“Religion” is the reason most people cite for their opposition to same-sex marriage. Big surprise: that was the most common reason we heard when talking to people on the phone banks with MN United.
But a pretty clear indication that most people still don’t understand that their religious beliefs cannot be imposed on others by law in this country. Your religion opposes same-sex marriage? Fine, then don’t get one, and no one will force your church to perform one either. That’s part of the definition of religious freedom.
But accept that you live in a country with religious plurality that happens to be a democracy, not a theocracy, and therefore you can’t impose your religious belief on others. There are plenty of people that belong to religions different from yours, for whom same-sex marriage is perfectly acceptable; in addition, plenty of people of no religion don’t feel a compelling need to adopt your religious opinion or the belief-based reasons behind it, and will resent you trying to force it on them.
And it happens to be unconstitutional too.

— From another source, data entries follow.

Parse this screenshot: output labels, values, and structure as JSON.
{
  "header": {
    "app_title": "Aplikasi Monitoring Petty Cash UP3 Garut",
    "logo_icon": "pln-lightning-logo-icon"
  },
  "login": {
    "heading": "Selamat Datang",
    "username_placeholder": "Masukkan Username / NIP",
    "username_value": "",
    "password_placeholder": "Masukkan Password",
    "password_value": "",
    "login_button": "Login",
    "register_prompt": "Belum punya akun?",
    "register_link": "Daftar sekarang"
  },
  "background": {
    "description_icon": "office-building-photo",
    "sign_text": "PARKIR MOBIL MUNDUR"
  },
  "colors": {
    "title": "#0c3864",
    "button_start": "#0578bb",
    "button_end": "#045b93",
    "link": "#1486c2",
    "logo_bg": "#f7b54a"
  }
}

One more thing: a majority of Americans are now in favor of same-sex marriage, so your opinion is in the minority: now, I should stress that we don’t have a “majority rule” mentality on this, since protection of minorities against the majority is one of the major principles we like to defend. But it does point out the fact that your opinion on this is slowly disappearing into the fog of discriminatory history.
Fine, you won’t attend their weddings. I’m sure they’ll get over it.
Separation of Church and State: it’s not just a great idea, it’s the law. For your protection as well as ours.